God’s of Small Things by Arundhati Roy(Fiction)

God’s of Small Things by Arundhati Roy

The God of Small Things (1997) was the debut novel of Indian writer Arundhati Roy. It was a story about the childhood experiences of fraternal twins whose lives are destroyed by the “Love Laws” that lay down “who must be loved, and how. And how much.” The book was a description of how the small things in life affect people’s behavior and their lives. The book won the Booker Prize in 1997.The God of Small Things is Roy’s first book and, as of 2013, is her only novel. Completed in 1996, the book took four years to write. The potential of the story was first recognized by Pankaj Mishra, an editor with HarperCollins, who sent it to three British publishers. Roy received half-a-million pounds in advances, and rights to the book were sold in 21 countries.While generally praised, the book received criticism for its style and themes, especially from British critics, who found it “derivative” for being about India.

2 States by Chetan Bhagat(Love, Non Fiction)

2 States by Chetan Bhagat

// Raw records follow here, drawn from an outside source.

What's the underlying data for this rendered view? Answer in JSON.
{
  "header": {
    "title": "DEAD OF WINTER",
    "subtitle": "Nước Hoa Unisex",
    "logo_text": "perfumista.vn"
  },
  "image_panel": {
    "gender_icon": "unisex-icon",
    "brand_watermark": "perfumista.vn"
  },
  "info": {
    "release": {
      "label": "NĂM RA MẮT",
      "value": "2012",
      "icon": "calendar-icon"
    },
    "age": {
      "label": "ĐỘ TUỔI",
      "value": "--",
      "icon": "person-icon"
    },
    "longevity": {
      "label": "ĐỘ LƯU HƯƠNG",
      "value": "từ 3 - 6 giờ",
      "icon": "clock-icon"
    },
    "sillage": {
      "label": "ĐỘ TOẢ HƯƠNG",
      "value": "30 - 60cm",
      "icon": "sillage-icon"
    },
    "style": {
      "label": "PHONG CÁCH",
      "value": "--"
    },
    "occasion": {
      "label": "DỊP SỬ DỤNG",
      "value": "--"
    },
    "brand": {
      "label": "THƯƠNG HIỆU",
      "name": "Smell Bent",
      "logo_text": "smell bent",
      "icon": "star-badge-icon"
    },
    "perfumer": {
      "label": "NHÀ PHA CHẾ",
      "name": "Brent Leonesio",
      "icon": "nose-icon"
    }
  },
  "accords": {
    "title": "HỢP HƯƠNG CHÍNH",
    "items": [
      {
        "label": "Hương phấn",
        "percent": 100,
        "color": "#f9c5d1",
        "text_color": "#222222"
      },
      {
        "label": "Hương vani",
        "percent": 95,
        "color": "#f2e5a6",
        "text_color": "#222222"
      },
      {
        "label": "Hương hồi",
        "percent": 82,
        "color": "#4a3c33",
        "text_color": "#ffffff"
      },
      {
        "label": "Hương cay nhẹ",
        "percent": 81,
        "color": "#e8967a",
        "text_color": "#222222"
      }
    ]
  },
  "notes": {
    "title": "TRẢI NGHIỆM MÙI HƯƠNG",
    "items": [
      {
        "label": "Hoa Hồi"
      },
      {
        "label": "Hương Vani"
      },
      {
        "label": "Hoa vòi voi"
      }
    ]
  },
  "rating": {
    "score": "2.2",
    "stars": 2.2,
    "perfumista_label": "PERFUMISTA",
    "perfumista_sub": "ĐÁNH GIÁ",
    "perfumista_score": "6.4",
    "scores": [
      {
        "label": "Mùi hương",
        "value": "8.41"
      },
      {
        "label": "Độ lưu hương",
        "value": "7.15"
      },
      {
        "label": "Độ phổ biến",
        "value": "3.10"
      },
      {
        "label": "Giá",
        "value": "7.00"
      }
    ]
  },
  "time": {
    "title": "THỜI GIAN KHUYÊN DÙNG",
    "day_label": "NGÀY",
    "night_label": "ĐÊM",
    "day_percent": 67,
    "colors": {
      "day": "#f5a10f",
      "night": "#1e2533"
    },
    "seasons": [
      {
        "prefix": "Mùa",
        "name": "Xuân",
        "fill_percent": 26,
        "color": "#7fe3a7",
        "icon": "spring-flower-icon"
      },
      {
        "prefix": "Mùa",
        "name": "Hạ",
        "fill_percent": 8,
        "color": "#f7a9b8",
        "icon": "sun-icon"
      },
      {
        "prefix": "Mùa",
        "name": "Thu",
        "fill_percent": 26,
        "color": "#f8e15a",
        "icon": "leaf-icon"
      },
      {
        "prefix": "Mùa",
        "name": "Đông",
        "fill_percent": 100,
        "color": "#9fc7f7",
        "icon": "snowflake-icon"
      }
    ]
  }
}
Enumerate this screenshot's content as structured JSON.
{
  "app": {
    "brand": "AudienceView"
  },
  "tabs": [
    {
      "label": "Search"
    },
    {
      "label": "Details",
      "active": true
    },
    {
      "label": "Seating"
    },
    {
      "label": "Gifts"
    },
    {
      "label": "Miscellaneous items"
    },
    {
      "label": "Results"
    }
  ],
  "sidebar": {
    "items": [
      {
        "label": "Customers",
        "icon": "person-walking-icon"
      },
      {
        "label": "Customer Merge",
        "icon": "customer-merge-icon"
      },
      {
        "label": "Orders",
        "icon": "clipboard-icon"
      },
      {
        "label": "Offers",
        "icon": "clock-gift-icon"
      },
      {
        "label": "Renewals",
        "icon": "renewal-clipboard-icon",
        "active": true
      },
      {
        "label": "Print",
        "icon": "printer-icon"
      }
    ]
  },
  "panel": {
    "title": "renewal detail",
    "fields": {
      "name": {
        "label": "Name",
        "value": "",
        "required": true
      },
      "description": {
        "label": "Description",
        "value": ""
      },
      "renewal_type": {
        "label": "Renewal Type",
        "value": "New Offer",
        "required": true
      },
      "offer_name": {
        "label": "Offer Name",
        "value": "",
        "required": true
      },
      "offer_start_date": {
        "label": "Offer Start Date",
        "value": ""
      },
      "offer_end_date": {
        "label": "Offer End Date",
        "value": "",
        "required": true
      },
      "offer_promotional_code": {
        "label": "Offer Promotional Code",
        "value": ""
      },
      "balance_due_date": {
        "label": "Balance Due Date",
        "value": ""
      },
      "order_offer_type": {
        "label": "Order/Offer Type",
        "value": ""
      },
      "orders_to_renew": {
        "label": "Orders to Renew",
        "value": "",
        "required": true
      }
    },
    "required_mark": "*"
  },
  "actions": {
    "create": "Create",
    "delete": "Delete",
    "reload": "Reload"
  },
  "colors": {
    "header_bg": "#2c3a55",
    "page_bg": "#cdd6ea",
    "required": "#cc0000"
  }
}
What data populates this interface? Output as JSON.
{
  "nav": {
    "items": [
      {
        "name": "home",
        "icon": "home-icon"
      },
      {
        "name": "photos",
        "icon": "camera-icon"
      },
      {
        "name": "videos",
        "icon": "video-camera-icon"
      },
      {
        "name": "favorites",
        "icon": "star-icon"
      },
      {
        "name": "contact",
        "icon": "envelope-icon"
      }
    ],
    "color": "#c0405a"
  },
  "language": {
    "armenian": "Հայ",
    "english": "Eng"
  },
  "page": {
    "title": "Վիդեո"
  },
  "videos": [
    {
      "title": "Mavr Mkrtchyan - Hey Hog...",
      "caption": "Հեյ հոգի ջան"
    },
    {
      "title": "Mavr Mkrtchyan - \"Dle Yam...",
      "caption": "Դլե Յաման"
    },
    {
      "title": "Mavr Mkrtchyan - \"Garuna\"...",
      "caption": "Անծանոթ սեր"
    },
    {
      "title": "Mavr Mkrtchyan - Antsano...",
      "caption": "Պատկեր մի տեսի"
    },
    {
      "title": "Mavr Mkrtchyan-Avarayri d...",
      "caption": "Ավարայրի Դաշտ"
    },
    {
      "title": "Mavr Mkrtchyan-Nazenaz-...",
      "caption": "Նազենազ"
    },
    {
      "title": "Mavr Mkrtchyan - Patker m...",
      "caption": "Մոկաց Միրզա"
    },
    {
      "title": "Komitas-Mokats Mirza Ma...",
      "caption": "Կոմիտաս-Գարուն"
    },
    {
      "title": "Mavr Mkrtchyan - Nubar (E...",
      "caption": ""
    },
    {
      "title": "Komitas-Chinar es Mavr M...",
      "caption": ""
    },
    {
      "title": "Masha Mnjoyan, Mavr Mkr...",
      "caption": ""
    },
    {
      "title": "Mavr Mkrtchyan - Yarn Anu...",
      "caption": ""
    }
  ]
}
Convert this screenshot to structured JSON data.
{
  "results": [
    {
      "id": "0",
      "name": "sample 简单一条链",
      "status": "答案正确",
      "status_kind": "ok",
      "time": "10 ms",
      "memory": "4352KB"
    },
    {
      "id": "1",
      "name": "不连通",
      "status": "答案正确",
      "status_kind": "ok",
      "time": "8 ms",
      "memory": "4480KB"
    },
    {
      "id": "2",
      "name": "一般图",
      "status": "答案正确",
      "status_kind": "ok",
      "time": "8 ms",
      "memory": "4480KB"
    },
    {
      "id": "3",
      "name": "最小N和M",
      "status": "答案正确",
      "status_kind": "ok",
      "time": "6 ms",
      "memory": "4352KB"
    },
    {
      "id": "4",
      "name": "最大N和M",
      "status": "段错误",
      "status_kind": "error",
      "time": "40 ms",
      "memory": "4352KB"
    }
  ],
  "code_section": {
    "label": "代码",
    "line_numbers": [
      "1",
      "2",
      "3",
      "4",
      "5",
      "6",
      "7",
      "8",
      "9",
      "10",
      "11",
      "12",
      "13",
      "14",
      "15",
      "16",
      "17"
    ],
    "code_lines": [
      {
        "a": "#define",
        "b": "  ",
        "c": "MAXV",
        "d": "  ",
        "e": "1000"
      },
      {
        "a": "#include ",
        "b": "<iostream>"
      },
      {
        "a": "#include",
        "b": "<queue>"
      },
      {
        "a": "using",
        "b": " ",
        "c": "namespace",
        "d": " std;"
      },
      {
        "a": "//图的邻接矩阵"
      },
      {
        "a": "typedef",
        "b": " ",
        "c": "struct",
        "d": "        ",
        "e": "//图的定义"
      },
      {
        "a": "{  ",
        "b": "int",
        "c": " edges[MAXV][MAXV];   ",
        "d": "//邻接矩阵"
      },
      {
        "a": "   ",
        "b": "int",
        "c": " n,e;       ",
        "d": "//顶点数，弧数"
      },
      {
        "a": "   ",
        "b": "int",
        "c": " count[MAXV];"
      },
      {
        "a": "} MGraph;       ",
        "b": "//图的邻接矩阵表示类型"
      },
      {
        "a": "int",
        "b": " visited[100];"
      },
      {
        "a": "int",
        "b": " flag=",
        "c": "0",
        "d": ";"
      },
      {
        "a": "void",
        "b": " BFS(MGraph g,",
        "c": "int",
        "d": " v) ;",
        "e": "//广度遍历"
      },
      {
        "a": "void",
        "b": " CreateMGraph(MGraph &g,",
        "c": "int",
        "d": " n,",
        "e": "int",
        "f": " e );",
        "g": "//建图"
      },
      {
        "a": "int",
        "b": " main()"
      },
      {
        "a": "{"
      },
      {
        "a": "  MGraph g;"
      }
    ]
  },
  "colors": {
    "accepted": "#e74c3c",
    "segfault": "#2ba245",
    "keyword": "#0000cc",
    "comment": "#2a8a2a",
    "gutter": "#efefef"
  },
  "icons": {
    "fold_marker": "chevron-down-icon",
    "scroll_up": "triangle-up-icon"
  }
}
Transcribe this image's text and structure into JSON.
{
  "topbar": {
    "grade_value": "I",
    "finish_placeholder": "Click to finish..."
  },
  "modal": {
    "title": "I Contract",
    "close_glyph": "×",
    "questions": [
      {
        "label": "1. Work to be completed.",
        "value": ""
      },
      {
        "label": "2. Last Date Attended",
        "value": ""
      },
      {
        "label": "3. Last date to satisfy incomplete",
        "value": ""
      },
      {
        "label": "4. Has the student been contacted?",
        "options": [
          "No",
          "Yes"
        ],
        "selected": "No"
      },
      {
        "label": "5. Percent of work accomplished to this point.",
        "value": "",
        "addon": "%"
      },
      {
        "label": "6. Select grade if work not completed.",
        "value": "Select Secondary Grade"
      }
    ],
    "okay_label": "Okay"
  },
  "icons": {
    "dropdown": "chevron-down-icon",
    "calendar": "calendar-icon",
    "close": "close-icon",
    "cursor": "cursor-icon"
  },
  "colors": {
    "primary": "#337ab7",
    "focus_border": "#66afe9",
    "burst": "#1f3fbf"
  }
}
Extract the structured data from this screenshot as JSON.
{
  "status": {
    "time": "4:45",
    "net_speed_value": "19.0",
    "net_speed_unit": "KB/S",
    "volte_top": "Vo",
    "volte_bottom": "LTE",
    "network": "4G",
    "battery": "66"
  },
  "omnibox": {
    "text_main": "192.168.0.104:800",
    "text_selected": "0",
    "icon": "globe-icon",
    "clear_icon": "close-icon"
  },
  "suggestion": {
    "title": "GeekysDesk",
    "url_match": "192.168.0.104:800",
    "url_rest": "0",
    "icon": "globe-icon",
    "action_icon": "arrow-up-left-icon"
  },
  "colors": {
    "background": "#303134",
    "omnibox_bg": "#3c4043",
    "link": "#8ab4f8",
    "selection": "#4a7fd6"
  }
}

2 States novel is about  The Story of My Marriage commonly known as 2 States is a 2009 novel written by Chetan Bhagat. Loosely based on Bhagat’s own life, it is the story about a couple coming from two different states in India, who face hardships in convincing their parents to approve of their marriage. The Story of My Marriage is partly autobiographical. The story is about a couple, Krish and Ananya, who hail from two different states of India, Punjab and Tamil Nadu respectively, are deeply in love and want to get married.It’s like funny, love romance, comedy.

Basically novels were a description of how the small things in life affect people’s behavior and their lives. If you have a reading habit that will help you so many ways. I hope you enjoy the above post for top 10 selling novels all time in India. If you like it please do not forget to share with your friends this post on Facebook, twitter and other social networks.


Please enter your comment!
Please enter your name here